++++ PROVIDED ENTRIES ++++
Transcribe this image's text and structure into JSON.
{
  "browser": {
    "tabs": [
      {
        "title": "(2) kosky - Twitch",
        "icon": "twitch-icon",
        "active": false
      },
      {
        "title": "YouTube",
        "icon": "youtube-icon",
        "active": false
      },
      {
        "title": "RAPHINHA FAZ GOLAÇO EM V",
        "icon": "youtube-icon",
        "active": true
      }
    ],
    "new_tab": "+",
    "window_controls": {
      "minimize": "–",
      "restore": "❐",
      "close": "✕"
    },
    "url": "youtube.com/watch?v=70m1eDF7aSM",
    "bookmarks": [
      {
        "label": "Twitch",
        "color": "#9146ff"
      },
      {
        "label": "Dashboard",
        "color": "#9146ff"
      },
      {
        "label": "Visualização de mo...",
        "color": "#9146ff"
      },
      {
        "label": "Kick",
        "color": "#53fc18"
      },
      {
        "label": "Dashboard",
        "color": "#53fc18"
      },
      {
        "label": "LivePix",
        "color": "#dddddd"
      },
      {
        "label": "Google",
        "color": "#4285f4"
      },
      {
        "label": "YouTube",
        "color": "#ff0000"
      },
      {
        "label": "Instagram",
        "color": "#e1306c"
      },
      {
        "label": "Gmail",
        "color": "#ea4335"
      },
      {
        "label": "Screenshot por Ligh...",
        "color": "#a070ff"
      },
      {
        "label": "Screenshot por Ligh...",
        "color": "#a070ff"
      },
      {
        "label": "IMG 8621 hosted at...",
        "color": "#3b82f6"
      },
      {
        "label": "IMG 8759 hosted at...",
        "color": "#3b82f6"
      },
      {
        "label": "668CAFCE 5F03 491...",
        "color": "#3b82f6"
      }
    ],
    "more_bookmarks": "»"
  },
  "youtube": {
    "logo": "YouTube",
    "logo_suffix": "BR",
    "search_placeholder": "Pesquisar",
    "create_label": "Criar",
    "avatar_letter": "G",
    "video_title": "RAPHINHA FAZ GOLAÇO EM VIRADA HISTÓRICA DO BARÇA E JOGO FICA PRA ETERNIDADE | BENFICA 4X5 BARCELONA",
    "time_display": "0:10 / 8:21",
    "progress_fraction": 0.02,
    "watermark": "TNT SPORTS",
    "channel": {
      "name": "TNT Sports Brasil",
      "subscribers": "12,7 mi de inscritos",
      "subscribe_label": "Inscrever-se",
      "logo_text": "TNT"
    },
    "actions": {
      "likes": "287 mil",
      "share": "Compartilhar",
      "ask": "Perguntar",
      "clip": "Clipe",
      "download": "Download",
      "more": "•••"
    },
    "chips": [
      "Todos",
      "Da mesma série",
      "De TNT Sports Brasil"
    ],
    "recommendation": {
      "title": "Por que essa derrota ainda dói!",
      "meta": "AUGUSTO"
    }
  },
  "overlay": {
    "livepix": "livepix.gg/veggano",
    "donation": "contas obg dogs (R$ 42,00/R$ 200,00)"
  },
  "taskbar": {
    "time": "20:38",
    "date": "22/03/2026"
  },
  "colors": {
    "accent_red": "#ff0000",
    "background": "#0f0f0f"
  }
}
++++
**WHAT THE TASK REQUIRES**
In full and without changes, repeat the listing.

**ANSWER AREA**
Transcribe this image's text and structure into JSON.
{
  "browser": {
    "tabs": [
      {
        "title": "(2) kosky - Twitch",
        "icon": "twitch-icon",
        "active": false
      },
      {
        "title": "YouTube",
        "icon": "youtube-icon",
        "active": false
      },
      {
        "title": "RAPHINHA FAZ GOLAÇO EM V",
        "icon": "youtube-icon",
        "active": true
      }
    ],
    "new_tab": "+",
    "window_controls": {
      "minimize": "–",
      "restore": "❐",
      "close": "✕"
    },
    "url": "youtube.com/watch?v=70m1eDF7aSM",
    "bookmarks": [
      {
        "label": "Twitch",
        "color": "#9146ff"
      },
      {
        "label": "Dashboard",
        "color": "#9146ff"
      },
      {
        "label": "Visualização de mo...",
        "color": "#9146ff"
      },
      {
        "label": "Kick",
        "color": "#53fc18"
      },
      {
        "label": "Dashboard",
        "color": "#53fc18"
      },
      {
        "label": "LivePix",
        "color": "#dddddd"
      },
      {
        "label": "Google",
        "color": "#4285f4"
      },
      {
        "label": "YouTube",
        "color": "#ff0000"
      },
      {
        "label": "Instagram",
        "color": "#e1306c"
      },
      {
        "label": "Gmail",
        "color": "#ea4335"
      },
      {
        "label": "Screenshot por Ligh...",
        "color": "#a070ff"
      },
      {
        "label": "Screenshot por Ligh...",
        "color": "#a070ff"
      },
      {
        "label": "IMG 8621 hosted at...",
        "color": "#3b82f6"
      },
      {
        "label": "IMG 8759 hosted at...",
        "color": "#3b82f6"
      },
      {
        "label": "668CAFCE 5F03 491...",
        "color": "#3b82f6"
      }
    ],
    "more_bookmarks": "»"
  },
  "youtube": {
    "logo": "YouTube",
    "logo_suffix": "BR",
    "search_placeholder": "Pesquisar",
    "create_label": "Criar",
    "avatar_letter": "G",
    "video_title": "RAPHINHA FAZ GOLAÇO EM VIRADA HISTÓRICA DO BARÇA E JOGO FICA PRA ETERNIDADE | BENFICA 4X5 BARCELONA",
    "time_display": "0:10 / 8:21",
    "progress_fraction": 0.02,
    "watermark": "TNT SPORTS",
    "channel": {
      "name": "TNT Sports Brasil",
      "subscribers": "12,7 mi de inscritos",
      "subscribe_label": "Inscrever-se",
      "logo_text": "TNT"
    },
    "actions": {
      "likes": "287 mil",
      "share": "Compartilhar",
      "ask": "Perguntar",
      "clip": "Clipe",
      "download": "Download",
      "more": "•••"
    },
    "chips": [
      "Todos",
      "Da mesma série",
      "De TNT Sports Brasil"
    ],
    "recommendation": {
      "title": "Por que essa derrota ainda dói!",
      "meta": "AUGUSTO"
    }
  },
  "overlay": {
    "livepix": "livepix.gg/veggano",
    "donation": "contas obg dogs (R$ 42,00/R$ 200,00)"
  },
  "taskbar": {
    "time": "20:38",
    "date": "22/03/2026"
  },
  "colors": {
    "accent_red": "#ff0000",
    "background": "#0f0f0f"
  }
}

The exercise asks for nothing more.